In Tel Aviv, where secular and religious inhabit different neighborhoods and rarely interact, the Gaza pullout is causing great debate.
On Shenkin Street, Meir Solomon walked past cafes and stores selling herbal soaps and talked of his disdain for the settlers. He said they "have gone too far" in their fight against the government's decision to quit Gaza.
The withdrawal from Gaza "is a good thing. It shows that the people in Israel are beginning to understand that you have to give something, maybe even in advance, to get a little peace."
But just a brief walk away, residents spoke disparagingly of Sharon, calling the pullout a betrayal of God's will.
Yosi Levy, once a staunch supporter of Sharon, said he was in shock after seeing Israeli soldiers force settlers out of Gaza.
"It's forbidden to do this. It is against religious law," he said. "If you believe that we are here for a reason, you can't start giving the land back."
Nearby, David Zohar, an Hasidic Jew with a long black beard and sidecurls, pushed his infant's baby carriage past a line of shops on a main street. The blue baby carriage was decorated with orange ribbons, signifying opposition to the withdrawal.
"People are very sad and they don't know how a government of Israel can expel Jews," he said. "It breaks the heart."
Pollster Rafi Smith said the numbers of Israelis in favor and opposed to the withdrawal — 54 percent to 38 percent — have remained stable for six months and he expects no movement in his first post-withdrawal poll later this week.
"The withdrawal is bringing these divisions into focus" but not changing opinions, said Smith, the head of the Smith Research Company.
He said polls show about 80 percent of the country's religious population opposes the withdrawal while roughly the same percentage of people who identify themselves as secular — about half the country — are in favor. About 20 percent of Israel calls itself religious; another 30 percent are somewhere in between.
With the withdrawal almost over, most Israelis agree that the next step is up to the Palestinians, who they say must rein in militants.

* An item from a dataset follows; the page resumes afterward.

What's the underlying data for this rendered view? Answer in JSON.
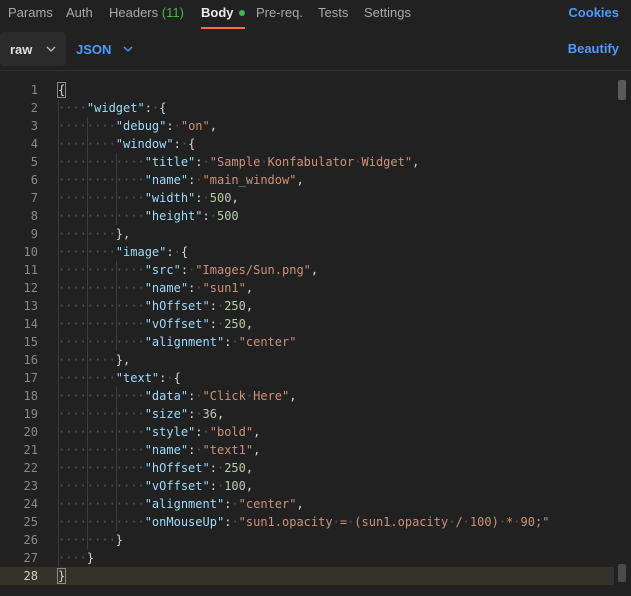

The future "depends on the other side," said resident Moshe Rashevsky. "If they continue to be extreme and continue to bombard us, we will have no choice and we may have to go back in to Gaza."